That rainy day
It was a rainy morning of 2008. We, the second-year students of Social Science Education department of Institute of Education and Research (IER), had some free time between classes. All the girls from our class decided to take a walk in the rain. I was super excited and led the parade. We walked down the stairs, enjoying the light rain. We continued walking and went out to Mol Chattar from IER.
When we were in the middle of the field, suddenly, it started to rain heavily and in the blink of an eye, most of our group ran back to shelter at the IER. It was only I and my best friend Nusrat. We looked at each other, and continued walking towards the Arts Faculty compound and Aparajeyo Bangla.
Rain-drenched and giggling like children, we turned left towards Shadow (canteen). It felt great, until we looked around and saw everyone staring. Every. Single. Person. Every student taking shelter at Shadow, everyone from the opposite photocopy shops and every cha-wala mama. It was like they were watching a freak show!
In an instant, all our excitement faded and we started to feel self-conscious. But what's done is done, and so, we kept walking, just not as excited, and returned to our compound, running late for class. We entered the classroom from the back door, sat at the last bench, drenched and shivering, our friends laughing at us. Never again did my friend Nusrat agree to any of my adventure plans!
But the plethora of emotions felt in that single day, from joy, to a bit of carefree rebellion, ending with a little bit of self-conscious embarrassment, will remain a fond memory forever.
Institute of Education and Research (IER)
My DU baby
My days at Dhaka University were cocooned in kindness and love, from my teachers and friends. We used to spend time behind the Arts Faculty, chitchatting with friends during the gaps between classes. The surrounding area was quite neat and tidy, clean, and covered in greenery. Today, there are a lot more buildings in the same area, and a much less open space, although many of the tall trees of Mol Chattar (open field in front of the Registrar Bhaban) still remind me of the greenery we had back then. The campus is still quite verdant, but to us, it felt less rushed and more peaceful. I cherish the friends I made there, and the times we spent sitting around the environs of the Arts Faculty. We also used to go to British Council to watch the movies screened by our department. I had so many revered teachers, including Dr Benazir Durdana, Dr Fakhrul Alam and many more, from whom we gathered some wonderful insights and perspectives, and I'm lucky as a student that some of them were very fond of me as well.

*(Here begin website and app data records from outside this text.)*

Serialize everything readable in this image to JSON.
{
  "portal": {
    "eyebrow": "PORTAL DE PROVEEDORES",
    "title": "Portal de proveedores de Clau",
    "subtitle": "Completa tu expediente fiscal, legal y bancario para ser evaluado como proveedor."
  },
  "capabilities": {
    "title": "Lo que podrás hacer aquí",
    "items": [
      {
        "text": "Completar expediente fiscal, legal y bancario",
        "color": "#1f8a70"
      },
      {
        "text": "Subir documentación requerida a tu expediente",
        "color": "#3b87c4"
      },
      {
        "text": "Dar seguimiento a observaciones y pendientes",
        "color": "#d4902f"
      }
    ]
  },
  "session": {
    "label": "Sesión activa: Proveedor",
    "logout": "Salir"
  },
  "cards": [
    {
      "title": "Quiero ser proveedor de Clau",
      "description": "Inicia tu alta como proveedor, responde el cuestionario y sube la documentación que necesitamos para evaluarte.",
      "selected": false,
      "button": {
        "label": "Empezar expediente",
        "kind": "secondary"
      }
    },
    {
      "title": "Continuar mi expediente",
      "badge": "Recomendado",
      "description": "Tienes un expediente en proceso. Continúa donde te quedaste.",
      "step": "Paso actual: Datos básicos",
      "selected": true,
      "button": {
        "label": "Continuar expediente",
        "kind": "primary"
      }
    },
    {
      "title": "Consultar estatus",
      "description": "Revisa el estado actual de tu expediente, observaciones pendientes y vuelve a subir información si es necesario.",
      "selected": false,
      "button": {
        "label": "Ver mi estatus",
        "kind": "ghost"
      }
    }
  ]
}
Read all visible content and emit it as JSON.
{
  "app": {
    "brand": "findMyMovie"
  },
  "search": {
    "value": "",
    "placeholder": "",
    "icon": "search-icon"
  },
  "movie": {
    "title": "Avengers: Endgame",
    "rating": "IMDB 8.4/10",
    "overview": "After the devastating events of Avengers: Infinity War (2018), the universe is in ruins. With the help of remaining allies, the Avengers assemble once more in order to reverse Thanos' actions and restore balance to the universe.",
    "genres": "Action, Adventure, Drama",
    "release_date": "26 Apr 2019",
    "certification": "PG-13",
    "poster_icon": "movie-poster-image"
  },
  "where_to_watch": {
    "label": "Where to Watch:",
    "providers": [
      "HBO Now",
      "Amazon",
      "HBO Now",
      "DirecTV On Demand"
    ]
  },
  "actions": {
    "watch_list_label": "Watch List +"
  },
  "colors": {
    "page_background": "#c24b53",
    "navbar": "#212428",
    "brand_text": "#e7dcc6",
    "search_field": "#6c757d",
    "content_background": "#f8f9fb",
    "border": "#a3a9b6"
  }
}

But my happiest day on campus was a bit unusual, unrelated to studies. After a few year's break, I had earlier restarted my education at the University's English department. By the day I speak of, I was a Master's student attending a class by Dr Kashinath Roy. Suddenly, I started to feel unwell, nauseated and such, my head spinning. I did not realise then, but that was the first indication that I had conceived my first child, after 8 years of being married!
Throughout my pregnancy, everybody around me at the university was very kind. I remember one of my friends brought a number of home cooked meals that I liked from far off Munshiganj, all the way to university! Others were always asking about how I felt or if I needed a break, or even accompany to the ladies' room. Their care and love has stayed with me.
My daughter was born at the then PG hospital in Shahbagh, near the university. On the day we were to bring her home, my mother picked up our tiny bundle of joy, and said, she wants to take her granddaughter around the university campus first! So before going home, we stopped off at Rokeya Hall, where my friend was staying as a student, and tarried on campus a while.
My mother said that day that her granddaughter will also study at the same university one day. Decades later, my daughter graduated as a fine student of her class from the Economics Department at DU. She is now married to another DU alum and faculty, and my husband is also a DU English alumnus. We, as a family of DU graduates, share a common love for the university and its campus from our shared but individual experiences of this university— seeped into the sweet memories of the different phases of all our lives.
Batch of 1984
Department of English
Photo: Sazzad Ibne Sayed